Your assignment - Look through the entries below. Say how many lines include "accid", with nothing added.

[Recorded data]
^^^^^^^^

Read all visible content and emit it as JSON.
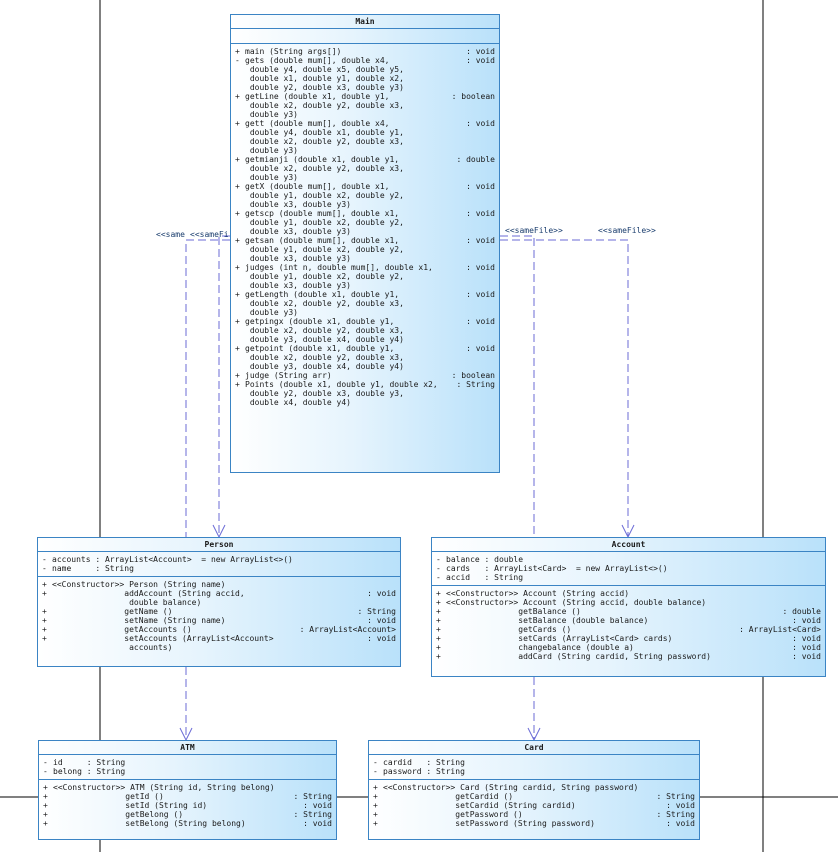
{
  "stereotype": "<<sameFile>>",
  "stereotype_clipped_1": "<<same",
  "stereotype_clipped_2": "<<sameFi",
  "classes": {
    "main": {
      "name": "Main",
      "attributes": [],
      "operations": [
        {
          "vis": "+",
          "sig": "main (String args[])",
          "ret": ": void"
        },
        {
          "vis": "-",
          "sig": "gets (double mum[], double x4,\n double y4, double x5, double y5,\n double x1, double y1, double x2,\n double y2, double x3, double y3)",
          "ret": ": void"
        },
        {
          "vis": "+",
          "sig": "getLine (double x1, double y1,\n double x2, double y2, double x3,\n double y3)",
          "ret": ": boolean"
        },
        {
          "vis": "+",
          "sig": "gett (double mum[], double x4,\n double y4, double x1, double y1,\n double x2, double y2, double x3,\n double y3)",
          "ret": ": void"
        },
        {
          "vis": "+",
          "sig": "getmianji (double x1, double y1,\n double x2, double y2, double x3,\n double y3)",
          "ret": ": double"
        },
        {
          "vis": "+",
          "sig": "getX (double mum[], double x1,\n double y1, double x2, double y2,\n double x3, double y3)",
          "ret": ": void"
        },
        {
          "vis": "+",
          "sig": "getscp (double mum[], double x1,\n double y1, double x2, double y2,\n double x3, double y3)",
          "ret": ": void"
        },
        {
          "vis": "+",
          "sig": "getsan (double mum[], double x1,\n double y1, double x2, double y2,\n double x3, double y3)",
          "ret": ": void"
        },
        {
          "vis": "+",
          "sig": "judges (int n, double mum[], double x1,\n double y1, double x2, double y2,\n double x3, double y3)",
          "ret": ": void"
        },
        {
          "vis": "+",
          "sig": "getLength (double x1, double y1,\n double x2, double y2, double x3,\n double y3)",
          "ret": ": void"
        },
        {
          "vis": "+",
          "sig": "getpingx (double x1, double y1,\n double x2, double y2, double x3,\n double y3, double x4, double y4)",
          "ret": ": void"
        },
        {
          "vis": "+",
          "sig": "getpoint (double x1, double y1,\n double x2, double y2, double x3,\n double y3, double x4, double y4)",
          "ret": ": void"
        },
        {
          "vis": "+",
          "sig": "judge (String arr)",
          "ret": ": boolean"
        },
        {
          "vis": "+",
          "sig": "Points (double x1, double y1, double x2,\n double y2, double x3, double y3,\n double x4, double y4)",
          "ret": ": String"
        }
      ]
    },
    "person": {
      "name": "Person",
      "attributes": [
        {
          "vis": "-",
          "sig": "accounts : ArrayList<Account>  = new ArrayList<>()",
          "ret": ""
        },
        {
          "vis": "-",
          "sig": "name     : String",
          "ret": ""
        }
      ],
      "operations": [
        {
          "vis": "+",
          "sig": "<<Constructor>> Person (String name)",
          "ret": ""
        },
        {
          "vis": "+",
          "sig": "               addAccount (String accid,\n                double balance)",
          "ret": ": void"
        },
        {
          "vis": "+",
          "sig": "               getName ()",
          "ret": ": String"
        },
        {
          "vis": "+",
          "sig": "               setName (String name)",
          "ret": ": void"
        },
        {
          "vis": "+",
          "sig": "               getAccounts ()",
          "ret": ": ArrayList<Account>"
        },
        {
          "vis": "+",
          "sig": "               setAccounts (ArrayList<Account>\n                accounts)",
          "ret": ": void"
        }
      ]
    },
    "account": {
      "name": "Account",
      "attributes": [
        {
          "vis": "-",
          "sig": "balance : double",
          "ret": ""
        },
        {
          "vis": "-",
          "sig": "cards   : ArrayList<Card>  = new ArrayList<>()",
          "ret": ""
        },
        {
          "vis": "-",
          "sig": "accid   : String",
          "ret": ""
        }
      ],
      "operations": [
        {
          "vis": "+",
          "sig": "<<Constructor>> Account (String accid)",
          "ret": ""
        },
        {
          "vis": "+",
          "sig": "<<Constructor>> Account (String accid, double balance)",
          "ret": ""
        },
        {
          "vis": "+",
          "sig": "               getBalance ()",
          "ret": ": double"
        },
        {
          "vis": "+",
          "sig": "               setBalance (double balance)",
          "ret": ": void"
        },
        {
          "vis": "+",
          "sig": "               getCards ()",
          "ret": ": ArrayList<Card>"
        },
        {
          "vis": "+",
          "sig": "               setCards (ArrayList<Card> cards)",
          "ret": ": void"
        },
        {
          "vis": "+",
          "sig": "               changebalance (double a)",
          "ret": ": void"
        },
        {
          "vis": "+",
          "sig": "               addCard (String cardid, String password)",
          "ret": ": void"
        }
      ]
    },
    "atm": {
      "name": "ATM",
      "attributes": [
        {
          "vis": "-",
          "sig": "id     : String",
          "ret": ""
        },
        {
          "vis": "-",
          "sig": "belong : String",
          "ret": ""
        }
      ],
      "operations": [
        {
          "vis": "+",
          "sig": "<<Constructor>> ATM (String id, String belong)",
          "ret": ""
        },
        {
          "vis": "+",
          "sig": "               getId ()",
          "ret": ": String"
        },
        {
          "vis": "+",
          "sig": "               setId (String id)",
          "ret": ": void"
        },
        {
          "vis": "+",
          "sig": "               getBelong ()",
          "ret": ": String"
        },
        {
          "vis": "+",
          "sig": "               setBelong (String belong)",
          "ret": ": void"
        }
      ]
    },
    "card": {
      "name": "Card",
      "attributes": [
        {
          "vis": "-",
          "sig": "cardid   : String",
          "ret": ""
        },
        {
          "vis": "-",
          "sig": "password : String",
          "ret": ""
        }
      ],
      "operations": [
        {
          "vis": "+",
          "sig": "<<Constructor>> Card (String cardid, String password)",
          "ret": ""
        },
        {
          "vis": "+",
          "sig": "               getCardid ()",
          "ret": ": String"
        },
        {
          "vis": "+",
          "sig": "               setCardid (String cardid)",
          "ret": ": void"
        },
        {
          "vis": "+",
          "sig": "               getPassword ()",
          "ret": ": String"
        },
        {
          "vis": "+",
          "sig": "               setPassword (String password)",
          "ret": ": void"
        }
      ]
    }
  },
  "colors": {
    "border": "#3b84c4",
    "dependency": "#6b6bd6",
    "frame": "#000000"
  }
}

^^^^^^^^

Response below - 4